Book Status Committed what I hope will be the Beta 3 version of the Cucumber chapter. Most of the changes were in the various conclusions. When I originally wrote the chapter, Cucumber was still quite new, and I had kind of a ragged set of thoughts about how it should be used. Since then, I’ve used it more, and more importantly, there’s been a lot more community discussion about how Cucumber is best used, so I needed and was able to tighten up that part a bit.
Top Story Just a quick update here. Cucumber chapter newest draft is complete, and I’m hoping it will be beta 3 early next week. Not sure what to do next, I need to look around and see what’s relatively stable with respect to Rails 3. The book is still on sale. Tell all your friends. And then Rails Dispatch this week is about the new routing in Rails 3. Yehuda Katz has a really nice article on workflow with git.
Top Story I’ll mention somebody else’s book, but don’t worry, I plan on doing it in a totally self-absorbed kind of way. Pragmatic released Using JRuby into beta yesterday, by the core JRuby team. Looks good, interested to see where they go with it. Because I’m me, I can’t help but compare the structure of the book with the Jython book I did. Biggest structural difference so far is that we were unable to assume a Python-savvy audience, so we felt we had to awkwardly teach Python for 100 pages at the start of the book, where as the JRuby book is able to teach Ruby in an Appendix.
Hey, where were you?
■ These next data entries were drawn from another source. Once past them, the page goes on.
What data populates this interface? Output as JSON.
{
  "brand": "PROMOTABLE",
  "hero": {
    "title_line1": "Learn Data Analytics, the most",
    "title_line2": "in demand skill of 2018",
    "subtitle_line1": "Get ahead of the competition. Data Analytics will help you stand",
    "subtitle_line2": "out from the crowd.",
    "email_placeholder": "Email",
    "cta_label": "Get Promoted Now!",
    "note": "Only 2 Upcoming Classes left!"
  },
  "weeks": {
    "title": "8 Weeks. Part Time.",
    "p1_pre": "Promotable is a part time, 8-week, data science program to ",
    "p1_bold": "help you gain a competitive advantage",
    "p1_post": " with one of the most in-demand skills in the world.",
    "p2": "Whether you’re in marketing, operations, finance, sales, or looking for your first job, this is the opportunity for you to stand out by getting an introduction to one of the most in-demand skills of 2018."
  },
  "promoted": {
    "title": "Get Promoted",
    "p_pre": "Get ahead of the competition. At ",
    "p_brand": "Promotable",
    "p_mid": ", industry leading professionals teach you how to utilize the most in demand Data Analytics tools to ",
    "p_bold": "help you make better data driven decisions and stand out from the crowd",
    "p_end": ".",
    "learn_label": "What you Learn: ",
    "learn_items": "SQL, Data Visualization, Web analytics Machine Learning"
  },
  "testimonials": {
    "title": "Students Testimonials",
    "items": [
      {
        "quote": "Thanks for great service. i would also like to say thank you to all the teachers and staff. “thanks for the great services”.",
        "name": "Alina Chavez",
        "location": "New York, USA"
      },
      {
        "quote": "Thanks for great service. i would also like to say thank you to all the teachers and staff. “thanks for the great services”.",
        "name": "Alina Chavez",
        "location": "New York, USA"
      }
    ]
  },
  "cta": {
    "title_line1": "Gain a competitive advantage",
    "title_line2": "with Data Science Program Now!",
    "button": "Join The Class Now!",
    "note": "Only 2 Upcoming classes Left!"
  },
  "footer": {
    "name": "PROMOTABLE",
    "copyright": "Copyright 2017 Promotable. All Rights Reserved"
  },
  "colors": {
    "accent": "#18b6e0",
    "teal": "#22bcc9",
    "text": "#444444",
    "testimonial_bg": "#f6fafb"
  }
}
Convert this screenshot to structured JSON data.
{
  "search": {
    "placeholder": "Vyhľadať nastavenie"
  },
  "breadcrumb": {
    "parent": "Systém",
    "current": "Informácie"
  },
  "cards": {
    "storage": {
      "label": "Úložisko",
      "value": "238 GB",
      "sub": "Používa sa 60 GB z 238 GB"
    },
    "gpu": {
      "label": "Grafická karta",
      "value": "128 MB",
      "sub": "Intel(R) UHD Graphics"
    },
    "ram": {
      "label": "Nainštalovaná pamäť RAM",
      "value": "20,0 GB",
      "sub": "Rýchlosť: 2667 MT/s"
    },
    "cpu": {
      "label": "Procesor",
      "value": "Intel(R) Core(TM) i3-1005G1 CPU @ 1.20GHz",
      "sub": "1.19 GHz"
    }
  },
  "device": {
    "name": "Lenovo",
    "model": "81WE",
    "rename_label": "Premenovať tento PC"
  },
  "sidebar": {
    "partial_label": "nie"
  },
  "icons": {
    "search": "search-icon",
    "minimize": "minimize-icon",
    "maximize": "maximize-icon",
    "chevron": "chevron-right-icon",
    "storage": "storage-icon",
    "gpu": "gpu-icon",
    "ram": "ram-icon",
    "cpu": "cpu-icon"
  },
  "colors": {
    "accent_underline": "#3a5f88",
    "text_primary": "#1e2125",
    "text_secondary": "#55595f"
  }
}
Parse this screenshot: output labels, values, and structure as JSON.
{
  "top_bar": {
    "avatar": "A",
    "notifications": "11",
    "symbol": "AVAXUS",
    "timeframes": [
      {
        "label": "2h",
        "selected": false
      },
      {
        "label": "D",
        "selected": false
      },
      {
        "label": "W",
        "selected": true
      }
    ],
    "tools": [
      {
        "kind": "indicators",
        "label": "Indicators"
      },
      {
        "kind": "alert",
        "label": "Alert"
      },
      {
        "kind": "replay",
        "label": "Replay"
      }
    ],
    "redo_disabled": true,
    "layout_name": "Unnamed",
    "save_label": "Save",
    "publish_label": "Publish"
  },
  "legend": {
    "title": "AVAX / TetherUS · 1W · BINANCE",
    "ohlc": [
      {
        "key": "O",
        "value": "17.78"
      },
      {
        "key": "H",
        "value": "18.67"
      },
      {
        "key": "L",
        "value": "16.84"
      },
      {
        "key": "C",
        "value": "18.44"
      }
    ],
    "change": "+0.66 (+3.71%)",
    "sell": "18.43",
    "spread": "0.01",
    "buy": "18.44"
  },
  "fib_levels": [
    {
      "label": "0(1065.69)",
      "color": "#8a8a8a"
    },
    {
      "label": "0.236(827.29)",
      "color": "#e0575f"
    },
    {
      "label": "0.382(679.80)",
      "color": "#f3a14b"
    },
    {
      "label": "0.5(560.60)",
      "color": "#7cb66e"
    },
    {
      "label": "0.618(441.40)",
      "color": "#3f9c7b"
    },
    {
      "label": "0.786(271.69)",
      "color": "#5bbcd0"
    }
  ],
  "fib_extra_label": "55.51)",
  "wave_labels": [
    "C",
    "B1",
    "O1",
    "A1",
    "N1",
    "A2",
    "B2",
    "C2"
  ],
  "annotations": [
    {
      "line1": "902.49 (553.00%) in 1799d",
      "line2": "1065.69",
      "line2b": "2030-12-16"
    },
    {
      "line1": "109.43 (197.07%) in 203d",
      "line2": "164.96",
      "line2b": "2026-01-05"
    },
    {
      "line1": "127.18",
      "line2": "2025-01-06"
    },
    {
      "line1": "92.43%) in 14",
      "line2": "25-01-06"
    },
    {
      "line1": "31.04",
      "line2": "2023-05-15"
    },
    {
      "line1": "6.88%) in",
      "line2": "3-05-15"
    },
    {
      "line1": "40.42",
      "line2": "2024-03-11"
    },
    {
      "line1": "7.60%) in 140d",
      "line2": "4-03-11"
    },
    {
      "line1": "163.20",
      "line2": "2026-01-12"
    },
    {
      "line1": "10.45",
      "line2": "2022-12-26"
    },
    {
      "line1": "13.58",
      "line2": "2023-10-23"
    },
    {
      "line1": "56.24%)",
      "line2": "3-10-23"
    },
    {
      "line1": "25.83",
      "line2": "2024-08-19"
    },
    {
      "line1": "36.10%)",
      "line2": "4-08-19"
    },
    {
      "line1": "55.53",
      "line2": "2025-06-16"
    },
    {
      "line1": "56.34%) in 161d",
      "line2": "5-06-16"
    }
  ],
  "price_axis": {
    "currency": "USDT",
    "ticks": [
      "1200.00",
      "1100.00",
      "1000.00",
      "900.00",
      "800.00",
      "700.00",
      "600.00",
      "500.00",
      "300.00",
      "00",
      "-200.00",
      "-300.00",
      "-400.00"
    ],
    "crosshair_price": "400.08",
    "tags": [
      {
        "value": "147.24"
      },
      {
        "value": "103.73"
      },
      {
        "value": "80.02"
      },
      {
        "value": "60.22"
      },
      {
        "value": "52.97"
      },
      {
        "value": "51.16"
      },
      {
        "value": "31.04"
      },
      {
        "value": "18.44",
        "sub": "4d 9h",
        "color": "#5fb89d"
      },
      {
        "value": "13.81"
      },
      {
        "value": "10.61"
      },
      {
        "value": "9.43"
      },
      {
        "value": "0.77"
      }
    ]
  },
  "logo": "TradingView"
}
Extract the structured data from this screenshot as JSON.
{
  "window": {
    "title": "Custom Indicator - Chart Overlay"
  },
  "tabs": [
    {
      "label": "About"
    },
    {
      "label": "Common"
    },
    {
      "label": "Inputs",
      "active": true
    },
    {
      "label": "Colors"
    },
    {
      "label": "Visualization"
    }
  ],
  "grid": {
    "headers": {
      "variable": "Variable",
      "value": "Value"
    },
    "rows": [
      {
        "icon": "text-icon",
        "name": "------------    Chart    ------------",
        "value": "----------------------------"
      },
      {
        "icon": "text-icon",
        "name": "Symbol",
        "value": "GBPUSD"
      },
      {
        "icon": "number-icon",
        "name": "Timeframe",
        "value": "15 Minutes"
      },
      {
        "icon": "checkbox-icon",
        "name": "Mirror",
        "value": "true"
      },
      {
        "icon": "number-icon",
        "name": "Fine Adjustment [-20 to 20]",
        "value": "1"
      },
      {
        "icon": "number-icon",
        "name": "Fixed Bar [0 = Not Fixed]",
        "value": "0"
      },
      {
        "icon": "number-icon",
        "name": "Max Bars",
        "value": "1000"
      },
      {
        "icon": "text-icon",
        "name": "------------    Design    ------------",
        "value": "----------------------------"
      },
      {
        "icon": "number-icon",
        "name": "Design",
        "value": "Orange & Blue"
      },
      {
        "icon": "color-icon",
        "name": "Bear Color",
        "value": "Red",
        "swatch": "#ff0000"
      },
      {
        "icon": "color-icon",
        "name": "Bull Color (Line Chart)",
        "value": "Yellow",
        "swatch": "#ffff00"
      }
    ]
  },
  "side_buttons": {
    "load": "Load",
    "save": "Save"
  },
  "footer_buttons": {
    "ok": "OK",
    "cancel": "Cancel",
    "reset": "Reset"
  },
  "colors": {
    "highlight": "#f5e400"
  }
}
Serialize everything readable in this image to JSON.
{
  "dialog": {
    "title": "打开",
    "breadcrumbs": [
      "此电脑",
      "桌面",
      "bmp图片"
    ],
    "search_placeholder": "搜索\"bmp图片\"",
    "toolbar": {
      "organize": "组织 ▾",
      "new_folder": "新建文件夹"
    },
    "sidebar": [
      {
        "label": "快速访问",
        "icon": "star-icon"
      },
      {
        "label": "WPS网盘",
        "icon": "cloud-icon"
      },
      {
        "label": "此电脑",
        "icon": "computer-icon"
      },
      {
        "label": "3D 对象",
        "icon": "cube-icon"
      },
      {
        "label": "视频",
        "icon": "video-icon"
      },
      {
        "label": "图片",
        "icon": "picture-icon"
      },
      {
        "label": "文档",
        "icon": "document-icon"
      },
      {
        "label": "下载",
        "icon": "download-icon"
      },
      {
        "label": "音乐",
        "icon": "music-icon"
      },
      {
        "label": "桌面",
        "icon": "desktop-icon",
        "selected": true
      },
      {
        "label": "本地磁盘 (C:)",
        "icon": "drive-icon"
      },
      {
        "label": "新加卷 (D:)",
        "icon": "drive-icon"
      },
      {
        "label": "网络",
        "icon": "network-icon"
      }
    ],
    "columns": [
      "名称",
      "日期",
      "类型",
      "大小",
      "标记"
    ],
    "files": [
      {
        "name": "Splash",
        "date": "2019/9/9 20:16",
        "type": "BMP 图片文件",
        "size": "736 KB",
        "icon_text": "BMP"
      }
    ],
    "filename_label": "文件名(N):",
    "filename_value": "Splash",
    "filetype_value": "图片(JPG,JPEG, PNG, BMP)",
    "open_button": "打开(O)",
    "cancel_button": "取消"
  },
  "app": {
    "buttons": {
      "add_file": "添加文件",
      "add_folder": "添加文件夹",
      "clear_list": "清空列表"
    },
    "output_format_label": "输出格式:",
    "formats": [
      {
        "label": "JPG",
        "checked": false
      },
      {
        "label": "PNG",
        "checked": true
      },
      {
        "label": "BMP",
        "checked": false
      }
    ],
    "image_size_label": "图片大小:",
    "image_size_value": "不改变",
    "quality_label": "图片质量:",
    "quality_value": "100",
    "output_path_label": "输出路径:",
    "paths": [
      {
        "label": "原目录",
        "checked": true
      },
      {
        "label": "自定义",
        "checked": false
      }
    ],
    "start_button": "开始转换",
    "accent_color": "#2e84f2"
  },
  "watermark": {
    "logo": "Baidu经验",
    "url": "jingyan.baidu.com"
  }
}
Sorry about that, I spent most of last week running the Obtiva Ruby/Rails/TDD 4-day boot camp training, and I didn’t have time to do this daily catchup. Hey, if you think you need me or somebody like me to come to your company and blather about Ruby and Rails for a few days, contact us at http://www.obtiva.com. It’s fun. Book Status Rails test prescriptions: still on sale.
Top Story What else, but the actual live sale page for Rails Test Prescriptions, which is http://www.pragprog.com/titles/nrtest/rails-test-prescriptions. You should be able to see the cover off to the right sidebar. (As I write this, they haven’t turned on the “Buy” link, sometime today, I think). I like the mortar and pestle in the cover, it has a nice resonance with “prescriptions” and also, at least for me, a little bit of a tinkering kind of vibe.
Top Story/Book Status This is the week – Rails Test Prescriptions should go on beta sale on Wednesday. In a related story, railsrx.com now points to here, railsprescriptions.com also will shortly. I’ll be adding some basic about information and static pages here. At some point, I’ll probably bring over any blog content from the previous site that still seems relevant. I’m not sure if the original free version of Rails Test prescriptions will still be available (it’s becoming out of date, and there will be free samples available at Pragmatic), but I will make it available if anybody is still interested.
Book Status Not much new to report. Still in the webrat and capybara space. It does look like April 21 will actually be the beta date really and for true. Top Story Well, it’s got to be Joss Whedon possibly directing the Avengers movie, right? The Internet would never lie to me about Joss. It’s not like there’s a collective internet freakout any time some rumor about a Whedon project comes through.